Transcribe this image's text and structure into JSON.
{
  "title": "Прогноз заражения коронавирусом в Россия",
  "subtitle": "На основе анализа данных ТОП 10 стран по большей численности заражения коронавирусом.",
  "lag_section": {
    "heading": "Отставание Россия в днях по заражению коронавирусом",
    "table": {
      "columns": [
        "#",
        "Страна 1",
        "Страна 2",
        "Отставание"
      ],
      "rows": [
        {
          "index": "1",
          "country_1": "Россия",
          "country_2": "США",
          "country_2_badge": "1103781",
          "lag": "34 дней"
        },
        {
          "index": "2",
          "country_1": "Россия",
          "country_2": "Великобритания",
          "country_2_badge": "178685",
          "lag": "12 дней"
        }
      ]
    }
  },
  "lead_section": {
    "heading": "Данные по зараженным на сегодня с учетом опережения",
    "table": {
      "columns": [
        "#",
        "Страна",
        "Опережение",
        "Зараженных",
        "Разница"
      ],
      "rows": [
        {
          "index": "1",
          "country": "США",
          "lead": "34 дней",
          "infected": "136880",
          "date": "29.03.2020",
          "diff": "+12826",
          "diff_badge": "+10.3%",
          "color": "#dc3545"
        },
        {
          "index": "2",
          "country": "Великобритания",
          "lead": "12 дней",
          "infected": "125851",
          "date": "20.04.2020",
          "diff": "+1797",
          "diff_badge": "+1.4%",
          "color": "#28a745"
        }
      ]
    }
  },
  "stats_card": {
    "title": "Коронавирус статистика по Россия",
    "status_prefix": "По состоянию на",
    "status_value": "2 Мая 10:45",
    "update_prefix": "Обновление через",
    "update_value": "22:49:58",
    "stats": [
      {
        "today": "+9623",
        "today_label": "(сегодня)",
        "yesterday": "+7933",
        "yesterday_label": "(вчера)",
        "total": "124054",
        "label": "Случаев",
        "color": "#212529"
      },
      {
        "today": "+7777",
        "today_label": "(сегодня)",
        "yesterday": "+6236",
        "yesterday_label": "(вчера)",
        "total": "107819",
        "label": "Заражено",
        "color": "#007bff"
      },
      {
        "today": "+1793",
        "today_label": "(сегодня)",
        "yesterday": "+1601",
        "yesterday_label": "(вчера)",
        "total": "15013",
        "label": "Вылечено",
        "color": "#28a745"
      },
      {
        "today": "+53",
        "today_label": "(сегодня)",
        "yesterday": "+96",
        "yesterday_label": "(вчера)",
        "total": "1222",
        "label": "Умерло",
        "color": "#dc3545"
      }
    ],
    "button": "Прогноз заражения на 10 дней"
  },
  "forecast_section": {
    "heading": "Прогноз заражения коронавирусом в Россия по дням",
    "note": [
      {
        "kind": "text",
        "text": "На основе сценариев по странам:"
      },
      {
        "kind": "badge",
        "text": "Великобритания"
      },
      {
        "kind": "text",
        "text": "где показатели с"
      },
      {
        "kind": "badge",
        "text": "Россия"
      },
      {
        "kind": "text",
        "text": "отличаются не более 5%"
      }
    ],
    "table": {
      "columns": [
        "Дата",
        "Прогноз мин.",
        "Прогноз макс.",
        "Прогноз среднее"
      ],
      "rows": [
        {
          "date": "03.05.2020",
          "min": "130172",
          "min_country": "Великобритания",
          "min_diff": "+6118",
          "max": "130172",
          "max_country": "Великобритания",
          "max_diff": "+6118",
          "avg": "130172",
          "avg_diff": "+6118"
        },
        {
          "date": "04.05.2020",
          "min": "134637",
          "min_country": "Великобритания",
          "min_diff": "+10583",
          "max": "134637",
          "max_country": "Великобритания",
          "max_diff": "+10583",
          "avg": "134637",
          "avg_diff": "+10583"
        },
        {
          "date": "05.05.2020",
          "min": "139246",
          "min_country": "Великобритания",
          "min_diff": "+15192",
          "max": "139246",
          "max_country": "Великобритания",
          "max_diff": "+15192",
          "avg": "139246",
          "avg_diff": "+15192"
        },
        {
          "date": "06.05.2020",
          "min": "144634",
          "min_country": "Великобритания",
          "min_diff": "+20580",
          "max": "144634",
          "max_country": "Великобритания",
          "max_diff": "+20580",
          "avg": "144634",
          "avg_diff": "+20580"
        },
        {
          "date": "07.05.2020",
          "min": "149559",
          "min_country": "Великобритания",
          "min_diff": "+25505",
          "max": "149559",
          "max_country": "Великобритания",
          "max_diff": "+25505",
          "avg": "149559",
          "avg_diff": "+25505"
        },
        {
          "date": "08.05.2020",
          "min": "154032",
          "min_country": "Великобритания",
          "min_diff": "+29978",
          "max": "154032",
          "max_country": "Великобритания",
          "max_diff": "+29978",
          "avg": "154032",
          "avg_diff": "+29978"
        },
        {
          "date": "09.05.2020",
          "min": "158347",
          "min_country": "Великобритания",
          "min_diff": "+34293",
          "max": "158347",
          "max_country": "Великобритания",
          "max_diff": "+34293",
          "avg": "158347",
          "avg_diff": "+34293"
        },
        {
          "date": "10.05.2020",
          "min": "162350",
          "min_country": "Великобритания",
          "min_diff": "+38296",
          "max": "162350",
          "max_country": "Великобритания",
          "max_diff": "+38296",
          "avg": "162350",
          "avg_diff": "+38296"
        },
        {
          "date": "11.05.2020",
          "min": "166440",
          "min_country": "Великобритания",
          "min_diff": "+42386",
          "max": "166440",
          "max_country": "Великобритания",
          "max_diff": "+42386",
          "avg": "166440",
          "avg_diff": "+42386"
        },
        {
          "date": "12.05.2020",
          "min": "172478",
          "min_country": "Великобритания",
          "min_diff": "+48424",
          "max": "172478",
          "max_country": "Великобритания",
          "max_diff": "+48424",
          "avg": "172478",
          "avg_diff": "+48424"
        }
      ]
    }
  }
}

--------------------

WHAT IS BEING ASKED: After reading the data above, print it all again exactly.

RESPONSE:
Transcribe this image's text and structure into JSON.
{
  "title": "Прогноз заражения коронавирусом в Россия",
  "subtitle": "На основе анализа данных ТОП 10 стран по большей численности заражения коронавирусом.",
  "lag_section": {
    "heading": "Отставание Россия в днях по заражению коронавирусом",
    "table": {
      "columns": [
        "#",
        "Страна 1",
        "Страна 2",
        "Отставание"
      ],
      "rows": [
        {
          "index": "1",
          "country_1": "Россия",
          "country_2": "США",
          "country_2_badge": "1103781",
          "lag": "34 дней"
        },
        {
          "index": "2",
          "country_1": "Россия",
          "country_2": "Великобритания",
          "country_2_badge": "178685",
          "lag": "12 дней"
        }
      ]
    }
  },
  "lead_section": {
    "heading": "Данные по зараженным на сегодня с учетом опережения",
    "table": {
      "columns": [
        "#",
        "Страна",
        "Опережение",
        "Зараженных",
        "Разница"
      ],
      "rows": [
        {
          "index": "1",
          "country": "США",
          "lead": "34 дней",
          "infected": "136880",
          "date": "29.03.2020",
          "diff": "+12826",
          "diff_badge": "+10.3%",
          "color": "#dc3545"
        },
        {
          "index": "2",
          "country": "Великобритания",
          "lead": "12 дней",
          "infected": "125851",
          "date": "20.04.2020",
          "diff": "+1797",
          "diff_badge": "+1.4%",
          "color": "#28a745"
        }
      ]
    }
  },
  "stats_card": {
    "title": "Коронавирус статистика по Россия",
    "status_prefix": "По состоянию на",
    "status_value": "2 Мая 10:45",
    "update_prefix": "Обновление через",
    "update_value": "22:49:58",
    "stats": [
      {
        "today": "+9623",
        "today_label": "(сегодня)",
        "yesterday": "+7933",
        "yesterday_label": "(вчера)",
        "total": "124054",
        "label": "Случаев",
        "color": "#212529"
      },
      {
        "today": "+7777",
        "today_label": "(сегодня)",
        "yesterday": "+6236",
        "yesterday_label": "(вчера)",
        "total": "107819",
        "label": "Заражено",
        "color": "#007bff"
      },
      {
        "today": "+1793",
        "today_label": "(сегодня)",
        "yesterday": "+1601",
        "yesterday_label": "(вчера)",
        "total": "15013",
        "label": "Вылечено",
        "color": "#28a745"
      },
      {
        "today": "+53",
        "today_label": "(сегодня)",
        "yesterday": "+96",
        "yesterday_label": "(вчера)",
        "total": "1222",
        "label": "Умерло",
        "color": "#dc3545"
      }
    ],
    "button": "Прогноз заражения на 10 дней"
  },
  "forecast_section": {
    "heading": "Прогноз заражения коронавирусом в Россия по дням",
    "note": [
      {
        "kind": "text",
        "text": "На основе сценариев по странам:"
      },
      {
        "kind": "badge",
        "text": "Великобритания"
      },
      {
        "kind": "text",
        "text": "где показатели с"
      },
      {
        "kind": "badge",
        "text": "Россия"
      },
      {
        "kind": "text",
        "text": "отличаются не более 5%"
      }
    ],
    "table": {
      "columns": [
        "Дата",
        "Прогноз мин.",
        "Прогноз макс.",
        "Прогноз среднее"
      ],
      "rows": [
        {
          "date": "03.05.2020",
          "min": "130172",
          "min_country": "Великобритания",
          "min_diff": "+6118",
          "max": "130172",
          "max_country": "Великобритания",
          "max_diff": "+6118",
          "avg": "130172",
          "avg_diff": "+6118"
        },
        {
          "date": "04.05.2020",
          "min": "134637",
          "min_country": "Великобритания",
          "min_diff": "+10583",
          "max": "134637",
          "max_country": "Великобритания",
          "max_diff": "+10583",
          "avg": "134637",
          "avg_diff": "+10583"
        },
        {
          "date": "05.05.2020",
          "min": "139246",
          "min_country": "Великобритания",
          "min_diff": "+15192",
          "max": "139246",
          "max_country": "Великобритания",
          "max_diff": "+15192",
          "avg": "139246",
          "avg_diff": "+15192"
        },
        {
          "date": "06.05.2020",
          "min": "144634",
          "min_country": "Великобритания",
          "min_diff": "+20580",
          "max": "144634",
          "max_country": "Великобритания",
          "max_diff": "+20580",
          "avg": "144634",
          "avg_diff": "+20580"
        },
        {
          "date": "07.05.2020",
          "min": "149559",
          "min_country": "Великобритания",
          "min_diff": "+25505",
          "max": "149559",
          "max_country": "Великобритания",
          "max_diff": "+25505",
          "avg": "149559",
          "avg_diff": "+25505"
        },
        {
          "date": "08.05.2020",
          "min": "154032",
          "min_country": "Великобритания",
          "min_diff": "+29978",
          "max": "154032",
          "max_country": "Великобритания",
          "max_diff": "+29978",
          "avg": "154032",
          "avg_diff": "+29978"
        },
        {
          "date": "09.05.2020",
          "min": "158347",
          "min_country": "Великобритания",
          "min_diff": "+34293",
          "max": "158347",
          "max_country": "Великобритания",
          "max_diff": "+34293",
          "avg": "158347",
          "avg_diff": "+34293"
        },
        {
          "date": "10.05.2020",
          "min": "162350",
          "min_country": "Великобритания",
          "min_diff": "+38296",
          "max": "162350",
          "max_country": "Великобритания",
          "max_diff": "+38296",
          "avg": "162350",
          "avg_diff": "+38296"
        },
        {
          "date": "11.05.2020",
          "min": "166440",
          "min_country": "Великобритания",
          "min_diff": "+42386",
          "max": "166440",
          "max_country": "Великобритания",
          "max_diff": "+42386",
          "avg": "166440",
          "avg_diff": "+42386"
        },
        {
          "date": "12.05.2020",
          "min": "172478",
          "min_country": "Великобритания",
          "min_diff": "+48424",
          "max": "172478",
          "max_country": "Великобритания",
          "max_diff": "+48424",
          "avg": "172478",
          "avg_diff": "+48424"
        }
      ]
    }
  }
}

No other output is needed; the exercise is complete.